● WHAT IS REQUIRED
From the first line to the last, output the records exactly and drop any images.

● INFORMATION SHOWN
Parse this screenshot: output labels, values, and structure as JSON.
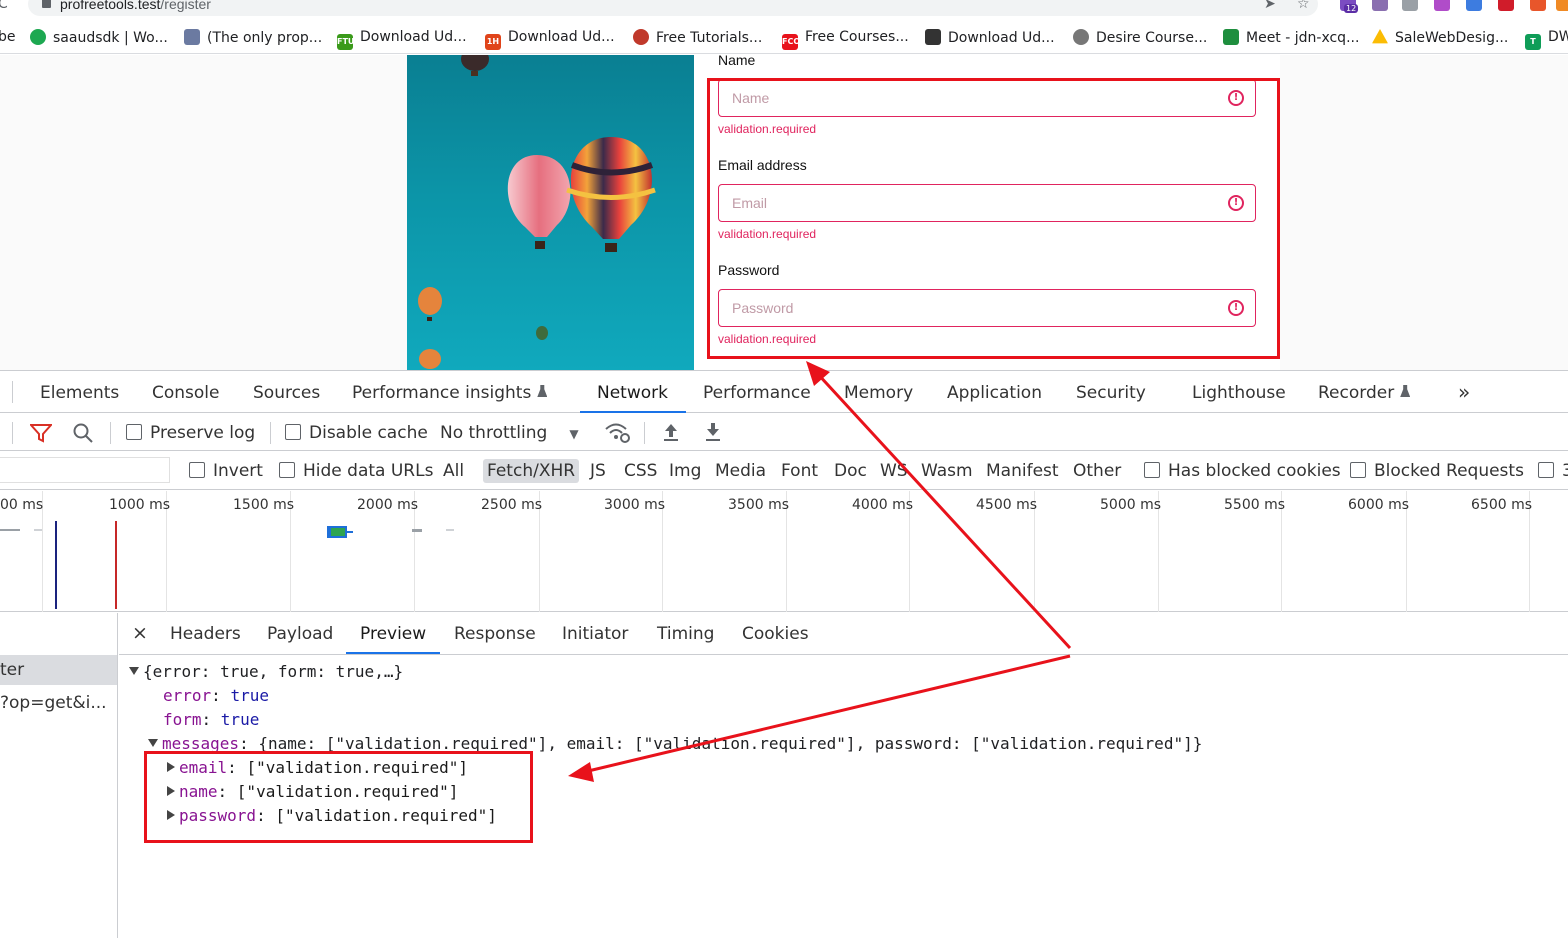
{
  "browser": {
    "url_host": "profreetools.test",
    "url_path": "/register",
    "bookmarks": [
      {
        "label": "be",
        "color": "#ffffff"
      },
      {
        "label": "saaudsdk | Wo...",
        "color": "#1da851"
      },
      {
        "label": "(The only prop...",
        "color": "#6b7aa1"
      },
      {
        "label": "Download Ud...",
        "color": "#3a9a1a"
      },
      {
        "label": "Download Ud...",
        "color": "#e0441a"
      },
      {
        "label": "Free Tutorials...",
        "color": "#c0392b"
      },
      {
        "label": "Free Courses...",
        "color": "#e8121b"
      },
      {
        "label": "Download Ud...",
        "color": "#333333"
      },
      {
        "label": "Desire Course...",
        "color": "#777777"
      },
      {
        "label": "Meet - jdn-xcq...",
        "color": "#1e8e3e"
      },
      {
        "label": "SaleWebDesig...",
        "color": "#fbbc04"
      },
      {
        "label": "DW",
        "color": "#0f9d58"
      }
    ],
    "extension_badge": "12"
  },
  "form": {
    "name_label": "Name",
    "name_placeholder": "Name",
    "email_label": "Email address",
    "email_placeholder": "Email",
    "password_label": "Password",
    "password_placeholder": "Password",
    "error_text": "validation.required",
    "error_icon": "!"
  },
  "devtools": {
    "tabs": [
      "Elements",
      "Console",
      "Sources",
      "Performance insights",
      "Network",
      "Performance",
      "Memory",
      "Application",
      "Security",
      "Lighthouse",
      "Recorder",
      "»"
    ],
    "active_tab": "Network",
    "toolbar": {
      "preserve_log": "Preserve log",
      "disable_cache": "Disable cache",
      "throttling": "No throttling"
    },
    "filters": {
      "invert": "Invert",
      "hide_data_urls": "Hide data URLs",
      "types": [
        "All",
        "Fetch/XHR",
        "JS",
        "CSS",
        "Img",
        "Media",
        "Font",
        "Doc",
        "WS",
        "Wasm",
        "Manifest",
        "Other"
      ],
      "selected_type": "Fetch/XHR",
      "has_blocked_cookies": "Has blocked cookies",
      "blocked_requests": "Blocked Requests",
      "trailing": "3"
    },
    "timeline_ticks": [
      "00 ms",
      "1000 ms",
      "1500 ms",
      "2000 ms",
      "2500 ms",
      "3000 ms",
      "3500 ms",
      "4000 ms",
      "4500 ms",
      "5000 ms",
      "5500 ms",
      "6000 ms",
      "6500 ms"
    ],
    "requests": [
      "ter",
      "?op=get&i..."
    ],
    "detail_tabs": [
      "Headers",
      "Payload",
      "Preview",
      "Response",
      "Initiator",
      "Timing",
      "Cookies"
    ],
    "active_detail_tab": "Preview",
    "close_symbol": "×",
    "preview": {
      "summary": "{error: true, form: true,…}",
      "error_key": "error",
      "error_val": "true",
      "form_key": "form",
      "form_val": "true",
      "messages_key": "messages",
      "messages_summary": "{name: [\"validation.required\"], email: [\"validation.required\"], password: [\"validation.required\"]}",
      "items": [
        {
          "key": "email",
          "val": "[\"validation.required\"]"
        },
        {
          "key": "name",
          "val": "[\"validation.required\"]"
        },
        {
          "key": "password",
          "val": "[\"validation.required\"]"
        }
      ]
    }
  },
  "colors": {
    "error": "#e0245e",
    "annotation": "#e8121b",
    "active_tab": "#1a73e8"
  }
}
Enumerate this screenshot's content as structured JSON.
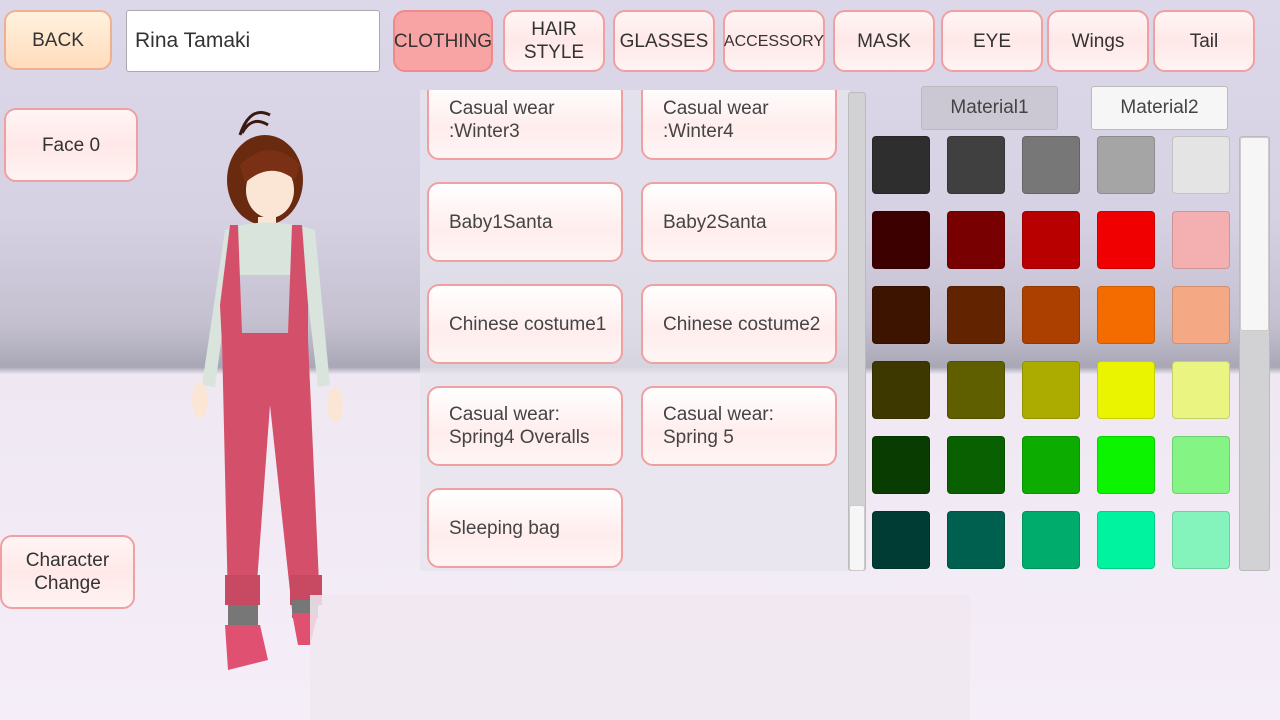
{
  "header": {
    "back_label": "BACK",
    "name_value": "Rina Tamaki",
    "tabs": [
      {
        "label": "CLOTHING",
        "active": true
      },
      {
        "label": "HAIR\nSTYLE"
      },
      {
        "label": "GLASSES"
      },
      {
        "label": "ACCESSORY"
      },
      {
        "label": "MASK"
      },
      {
        "label": "EYE"
      },
      {
        "label": "Wings"
      },
      {
        "label": "Tail"
      }
    ]
  },
  "side": {
    "face_label": "Face 0",
    "character_change_label": "Character\nChange"
  },
  "clothing_items": [
    "Casual wear\n:Winter3",
    "Casual wear\n:Winter4",
    "Baby1Santa",
    "Baby2Santa",
    "Chinese costume1",
    "Chinese costume2",
    "Casual wear:\nSpring4 Overalls",
    "Casual wear:\nSpring 5",
    "Sleeping bag"
  ],
  "materials": {
    "material1": "Material1",
    "material2": "Material2"
  },
  "swatches": [
    [
      "#2e2e2e",
      "#404040",
      "#777777",
      "#a5a5a5",
      "#e4e4e4"
    ],
    [
      "#3d0000",
      "#780000",
      "#b80000",
      "#f00000",
      "#f4b0b0"
    ],
    [
      "#3c1400",
      "#622400",
      "#ac4000",
      "#f46c00",
      "#f4a984"
    ],
    [
      "#3c3800",
      "#5f5f00",
      "#acac00",
      "#eaf400",
      "#eaf480"
    ],
    [
      "#083c00",
      "#086000",
      "#0cac00",
      "#0cf400",
      "#84f484"
    ],
    [
      "#003c34",
      "#006050",
      "#00ac6c",
      "#00f4a0",
      "#84f4bc"
    ]
  ],
  "character_colors": {
    "hair": "#6a2a10",
    "overalls": "#d4506a",
    "shirt": "#d8e4dc",
    "skin": "#fbe6d6"
  }
}
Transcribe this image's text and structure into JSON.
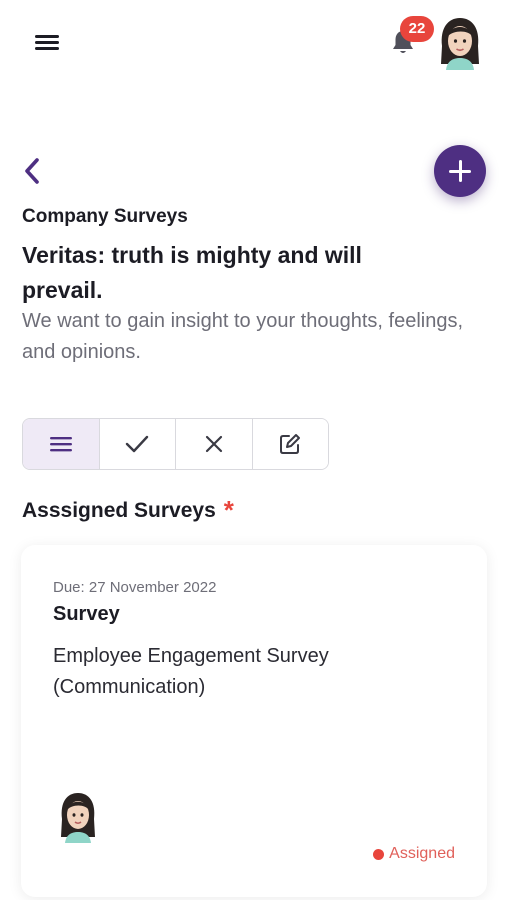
{
  "header": {
    "notification_count": "22",
    "menu_icon": "hamburger-menu-icon",
    "bell_icon": "bell-icon"
  },
  "nav": {
    "back_icon": "chevron-left-icon",
    "add_icon": "plus-icon"
  },
  "page": {
    "section": "Company Surveys",
    "title": "Veritas: truth is mighty and will prevail.",
    "subtitle": "We want to gain insight to your thoughts, feelings, and opinions."
  },
  "filters": [
    {
      "icon": "list-icon",
      "active": true
    },
    {
      "icon": "check-icon",
      "active": false
    },
    {
      "icon": "close-icon",
      "active": false
    },
    {
      "icon": "edit-icon",
      "active": false
    }
  ],
  "assigned": {
    "heading": "Asssigned Surveys",
    "required_mark": "*"
  },
  "survey_card": {
    "due": "Due: 27 November 2022",
    "type": "Survey",
    "name": "Employee Engagement Survey (Communication)",
    "status": "Assigned"
  },
  "colors": {
    "accent": "#4e2f82",
    "badge": "#e8453c",
    "status": "#e8453c"
  }
}
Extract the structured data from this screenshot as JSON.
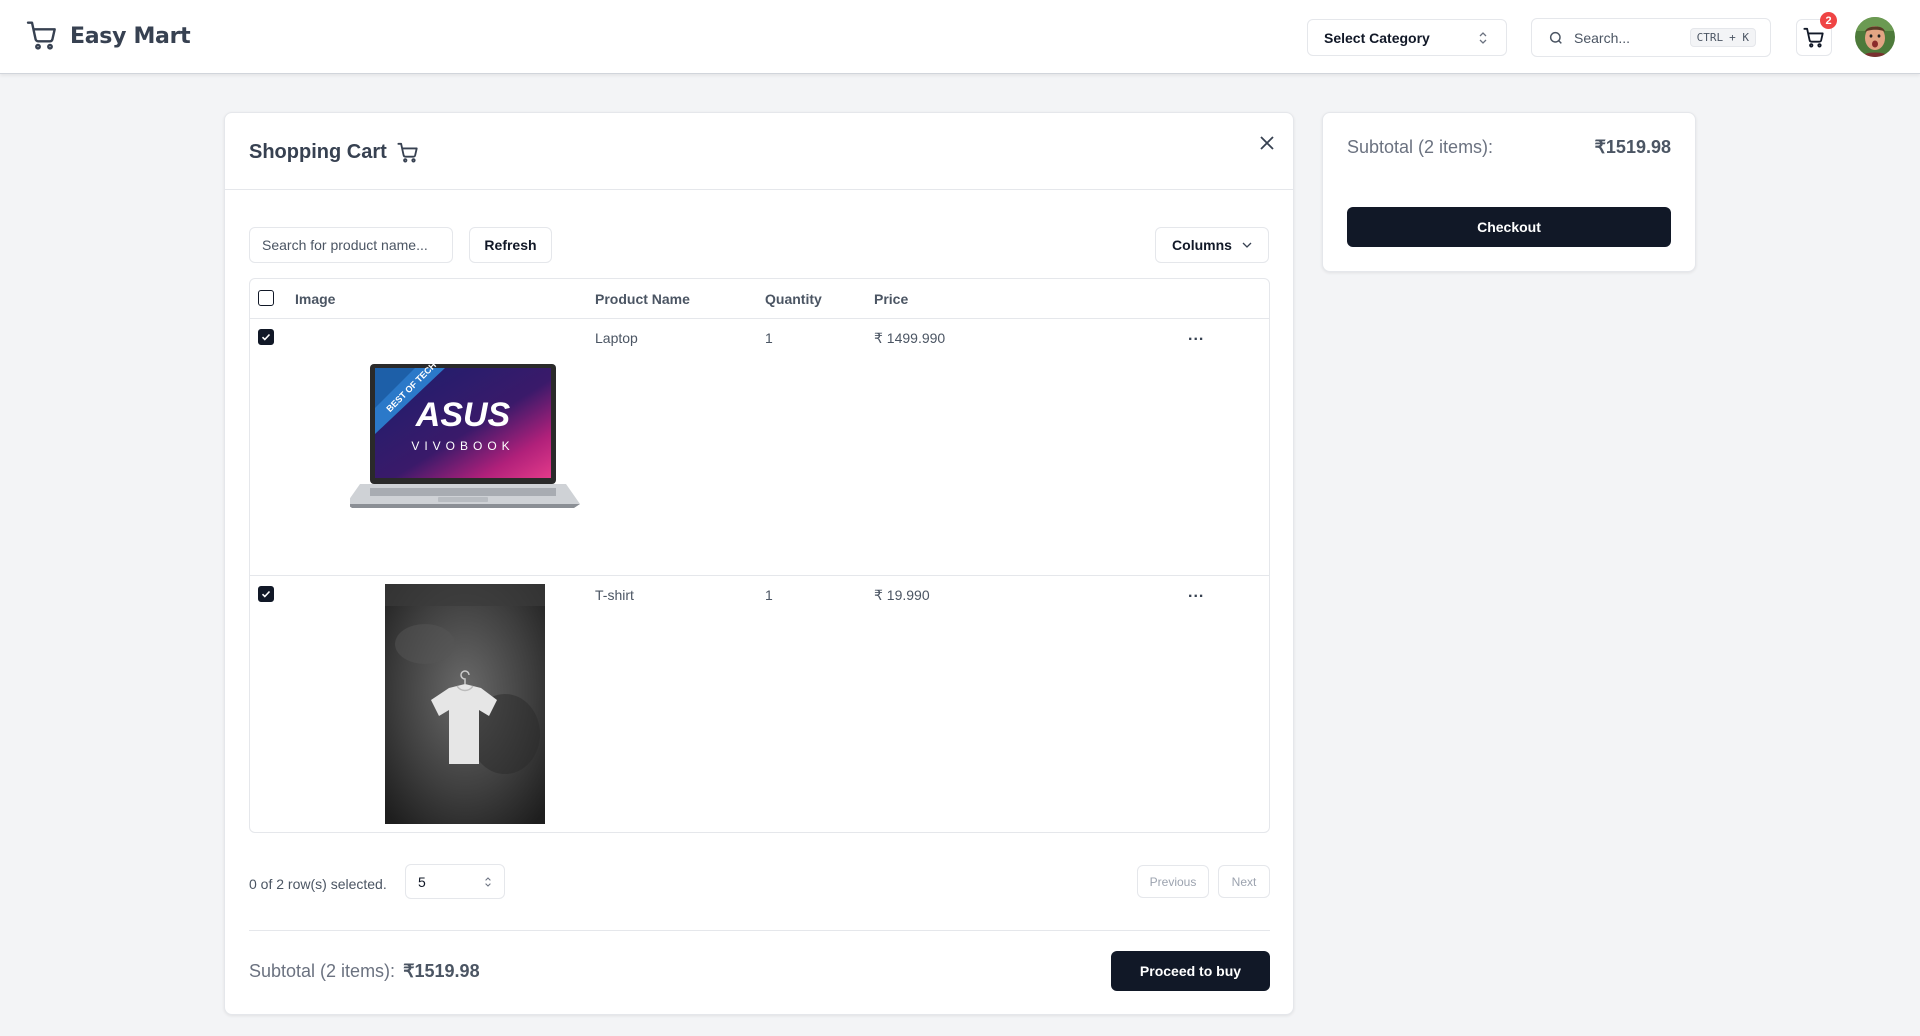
{
  "header": {
    "app_name": "Easy Mart",
    "category_select": "Select Category",
    "search_placeholder": "Search...",
    "shortcut_key1": "CTRL",
    "shortcut_key2": "+ K",
    "cart_count": "2"
  },
  "cart": {
    "title": "Shopping Cart",
    "filter_placeholder": "Search for product name...",
    "refresh_label": "Refresh",
    "columns_label": "Columns",
    "headers": {
      "image": "Image",
      "product_name": "Product Name",
      "quantity": "Quantity",
      "price": "Price"
    },
    "rows": [
      {
        "name": "Laptop",
        "quantity": "1",
        "price": "₹ 1499.990",
        "more": "...",
        "image_alt": "ASUS VIVOBOOK laptop",
        "image_text1": "ASUS",
        "image_text2": "VIVOBOOK",
        "image_text3": "BEST OF TECH"
      },
      {
        "name": "T-shirt",
        "quantity": "1",
        "price": "₹ 19.990",
        "more": "...",
        "image_alt": "white t-shirt on hanger"
      }
    ],
    "selection_text": "0 of 2 row(s) selected.",
    "page_size": "5",
    "previous_label": "Previous",
    "next_label": "Next",
    "subtotal_label": "Subtotal (2 items):",
    "subtotal_value": "₹1519.98",
    "proceed_label": "Proceed to buy"
  },
  "summary": {
    "subtotal_label": "Subtotal (2 items):",
    "subtotal_value": "₹1519.98",
    "checkout_label": "Checkout"
  },
  "colors": {
    "primary": "#111827",
    "badge": "#ef4444",
    "background": "#f3f4f6"
  }
}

● EXERCISE ANSWER
Parse this screenshot: output labels, values, and structure as JSON.
{
  "browser": {
    "url_host": "profreetools.test",
    "url_path": "/register",
    "bookmarks": [
      {
        "label": "be",
        "color": "#ffffff"
      },
      {
        "label": "saaudsdk | Wo...",
        "color": "#1da851"
      },
      {
        "label": "(The only prop...",
        "color": "#6b7aa1"
      },
      {
        "label": "Download Ud...",
        "color": "#3a9a1a"
      },
      {
        "label": "Download Ud...",
        "color": "#e0441a"
      },
      {
        "label": "Free Tutorials...",
        "color": "#c0392b"
      },
      {
        "label": "Free Courses...",
        "color": "#e8121b"
      },
      {
        "label": "Download Ud...",
        "color": "#333333"
      },
      {
        "label": "Desire Course...",
        "color": "#777777"
      },
      {
        "label": "Meet - jdn-xcq...",
        "color": "#1e8e3e"
      },
      {
        "label": "SaleWebDesig...",
        "color": "#fbbc04"
      },
      {
        "label": "DW",
        "color": "#0f9d58"
      }
    ],
    "extension_badge": "12"
  },
  "form": {
    "name_label": "Name",
    "name_placeholder": "Name",
    "email_label": "Email address",
    "email_placeholder": "Email",
    "password_label": "Password",
    "password_placeholder": "Password",
    "error_text": "validation.required",
    "error_icon": "!"
  },
  "devtools": {
    "tabs": [
      "Elements",
      "Console",
      "Sources",
      "Performance insights",
      "Network",
      "Performance",
      "Memory",
      "Application",
      "Security",
      "Lighthouse",
      "Recorder",
      "»"
    ],
    "active_tab": "Network",
    "toolbar": {
      "preserve_log": "Preserve log",
      "disable_cache": "Disable cache",
      "throttling": "No throttling"
    },
    "filters": {
      "invert": "Invert",
      "hide_data_urls": "Hide data URLs",
      "types": [
        "All",
        "Fetch/XHR",
        "JS",
        "CSS",
        "Img",
        "Media",
        "Font",
        "Doc",
        "WS",
        "Wasm",
        "Manifest",
        "Other"
      ],
      "selected_type": "Fetch/XHR",
      "has_blocked_cookies": "Has blocked cookies",
      "blocked_requests": "Blocked Requests",
      "trailing": "3"
    },
    "timeline_ticks": [
      "00 ms",
      "1000 ms",
      "1500 ms",
      "2000 ms",
      "2500 ms",
      "3000 ms",
      "3500 ms",
      "4000 ms",
      "4500 ms",
      "5000 ms",
      "5500 ms",
      "6000 ms",
      "6500 ms"
    ],
    "requests": [
      "ter",
      "?op=get&i..."
    ],
    "detail_tabs": [
      "Headers",
      "Payload",
      "Preview",
      "Response",
      "Initiator",
      "Timing",
      "Cookies"
    ],
    "active_detail_tab": "Preview",
    "close_symbol": "×",
    "preview": {
      "summary": "{error: true, form: true,…}",
      "error_key": "error",
      "error_val": "true",
      "form_key": "form",
      "form_val": "true",
      "messages_key": "messages",
      "messages_summary": "{name: [\"validation.required\"], email: [\"validation.required\"], password: [\"validation.required\"]}",
      "items": [
        {
          "key": "email",
          "val": "[\"validation.required\"]"
        },
        {
          "key": "name",
          "val": "[\"validation.required\"]"
        },
        {
          "key": "password",
          "val": "[\"validation.required\"]"
        }
      ]
    }
  },
  "colors": {
    "error": "#e0245e",
    "annotation": "#e8121b",
    "active_tab": "#1a73e8"
  }
}
Enumerate this screenshot's content as structured JSON.
{
  "header": {
    "back_label": "BACK",
    "name_value": "Rina Tamaki",
    "tabs": [
      {
        "label": "CLOTHING",
        "active": true
      },
      {
        "label": "HAIR\nSTYLE"
      },
      {
        "label": "GLASSES"
      },
      {
        "label": "ACCESSORY"
      },
      {
        "label": "MASK"
      },
      {
        "label": "EYE"
      },
      {
        "label": "Wings"
      },
      {
        "label": "Tail"
      }
    ]
  },
  "side": {
    "face_label": "Face 0",
    "character_change_label": "Character\nChange"
  },
  "clothing_items": [
    "Casual wear\n:Winter3",
    "Casual wear\n:Winter4",
    "Baby1Santa",
    "Baby2Santa",
    "Chinese costume1",
    "Chinese costume2",
    "Casual wear:\nSpring4 Overalls",
    "Casual wear:\nSpring 5",
    "Sleeping bag"
  ],
  "materials": {
    "material1": "Material1",
    "material2": "Material2"
  },
  "swatches": [
    [
      "#2e2e2e",
      "#404040",
      "#777777",
      "#a5a5a5",
      "#e4e4e4"
    ],
    [
      "#3d0000",
      "#780000",
      "#b80000",
      "#f00000",
      "#f4b0b0"
    ],
    [
      "#3c1400",
      "#622400",
      "#ac4000",
      "#f46c00",
      "#f4a984"
    ],
    [
      "#3c3800",
      "#5f5f00",
      "#acac00",
      "#eaf400",
      "#eaf480"
    ],
    [
      "#083c00",
      "#086000",
      "#0cac00",
      "#0cf400",
      "#84f484"
    ],
    [
      "#003c34",
      "#006050",
      "#00ac6c",
      "#00f4a0",
      "#84f4bc"
    ]
  ],
  "character_colors": {
    "hair": "#6a2a10",
    "overalls": "#d4506a",
    "shirt": "#d8e4dc",
    "skin": "#fbe6d6"
  }
}
Transcribe this image's text and structure into JSON.
{
  "header": {
    "notification_count": "22",
    "menu_icon": "hamburger-menu-icon",
    "bell_icon": "bell-icon"
  },
  "nav": {
    "back_icon": "chevron-left-icon",
    "add_icon": "plus-icon"
  },
  "page": {
    "section": "Company Surveys",
    "title": "Veritas: truth is mighty and will prevail.",
    "subtitle": "We want to gain insight to your thoughts, feelings, and opinions."
  },
  "filters": [
    {
      "icon": "list-icon",
      "active": true
    },
    {
      "icon": "check-icon",
      "active": false
    },
    {
      "icon": "close-icon",
      "active": false
    },
    {
      "icon": "edit-icon",
      "active": false
    }
  ],
  "assigned": {
    "heading": "Asssigned Surveys",
    "required_mark": "*"
  },
  "survey_card": {
    "due": "Due: 27 November 2022",
    "type": "Survey",
    "name": "Employee Engagement Survey (Communication)",
    "status": "Assigned"
  },
  "colors": {
    "accent": "#4e2f82",
    "badge": "#e8453c",
    "status": "#e8453c"
  }
}
Extract the structured data from this screenshot as JSON.
{
  "header": {
    "app_name": "Easy Mart",
    "category_select": "Select Category",
    "search_placeholder": "Search...",
    "shortcut_key1": "CTRL",
    "shortcut_key2": "+ K",
    "cart_count": "2"
  },
  "cart": {
    "title": "Shopping Cart",
    "filter_placeholder": "Search for product name...",
    "refresh_label": "Refresh",
    "columns_label": "Columns",
    "headers": {
      "image": "Image",
      "product_name": "Product Name",
      "quantity": "Quantity",
      "price": "Price"
    },
    "rows": [
      {
        "name": "Laptop",
        "quantity": "1",
        "price": "₹ 1499.990",
        "more": "...",
        "image_alt": "ASUS VIVOBOOK laptop",
        "image_text1": "ASUS",
        "image_text2": "VIVOBOOK",
        "image_text3": "BEST OF TECH"
      },
      {
        "name": "T-shirt",
        "quantity": "1",
        "price": "₹ 19.990",
        "more": "...",
        "image_alt": "white t-shirt on hanger"
      }
    ],
    "selection_text": "0 of 2 row(s) selected.",
    "page_size": "5",
    "previous_label": "Previous",
    "next_label": "Next",
    "subtotal_label": "Subtotal (2 items):",
    "subtotal_value": "₹1519.98",
    "proceed_label": "Proceed to buy"
  },
  "summary": {
    "subtotal_label": "Subtotal (2 items):",
    "subtotal_value": "₹1519.98",
    "checkout_label": "Checkout"
  },
  "colors": {
    "primary": "#111827",
    "badge": "#ef4444",
    "background": "#f3f4f6"
  }
}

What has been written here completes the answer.